MYSTARCOLLECTORCAR EXPLAINS HOW A 1949 BUICK ROADMASTER STOLE THE SHOW IN ‘RAIN MAN’

0
456

‘Rain Man’ was a blockbuster movie that raked in 350 million dollars after its December 1988 release.

Hoffman and Cruise pushed most of the theater customers into ticket purchases-but not all of them-because the movie also starred a pristine 1949 Buick Roadmaster convertible that was a common link for the two human stars in ‘Rain Man’.

The result was most car guys paid more attention to the ’49 Buick drop top than they did to either Cruise or Hoffman in ‘Rain Man’ because the car stole the show for them, including us here at MyStarCollectorCar.

The 1949 Buick Roadmaster convertible was a smoother version of the ’48 Roadmaster, with reduced fender bulges in its fore and aft regions. The ’49 Buick was part of an era when domestic car builders headed in a new style direction for their vehicles and separated the newer cars from a long unbroken run of tired pre-war/post war automotive designs.  

The net result was a bold new era for North American car-builders and an opportunity for Buick to flex its muscles as a high-end brand in the GM family. The brand’s 1949 Roadmaster convertible was a good fit in their upscale car program and was a limited production vehicle since only 8095 of them were built that year.

The few surviving ’49 Buick Roadmaster convertibles command serious money in 2024 and were already almost 40 years old when ‘Rain Man’ was filmed, a fact that made the iconic cars an attention-getting device even in 1988.

The car became a focal point when the Cruise character (Charlie Babbitt) attended his late father’s (Sandford Babbitt) funeral and found out he inherited very little in the will, aside from his father’s 1949 Buick Roadmaster convertible and some rose bushes.

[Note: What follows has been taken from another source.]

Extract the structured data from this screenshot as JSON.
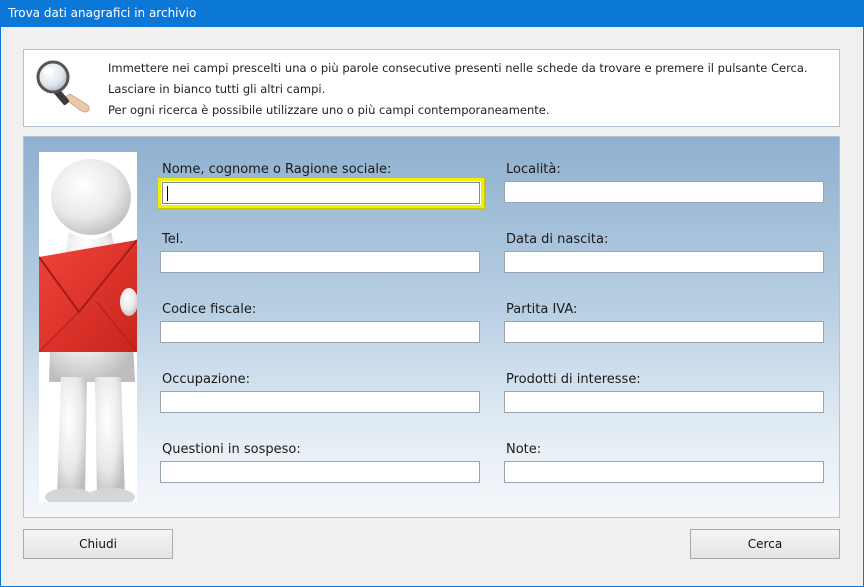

The car was controversial because Sandford Babbitt treasured the Roadmaster and refused to allow a then-teenaged Charlie to drive the convertible. Charlie then took the car without permission, was arrested when his dad reported it stolen; and subsequently jailed for a few days when Sanford initially refused to post bail. It would be very safe to say father and son had a long history with the car in a good and bad sense, particularly when Charlie left home after the incident.     

Sandford left the bulk of his 3-million-dollar estate to an unnamed beneficiary in a trust fund. Charlie decided to find out who oversaw the money and found out he had an autistic savant brother named Raymond.

Charlie and Raymond subsequently took a cross-country road trip in the ’49 Buick and discovered they were both connected to the car in their own way. The car became common ground for the Babbitt brothers while they learned about each other during the trip.

The process was complicated by Raymond’s disability but eventually the brothers connected by movie’s end.

Most car guys love the movie because the vintage 1949 Buick Roadmaster convertible performed flawlessly on the trip and provided a warm and fuzzy ending for gearheads.

BY: Jim Sutherland

Jim Sutherland is a veteran automotive writer whose work has been published by many major print and online publications. The list includes Calgary Herald, The Truth About Cars, Red Deer Advocate, RPM Magazine, Edmonton Journal, Montreal Gazette, Windsor Star, Vancouver Province, and Post Media Wheels Section. 

SPONSORS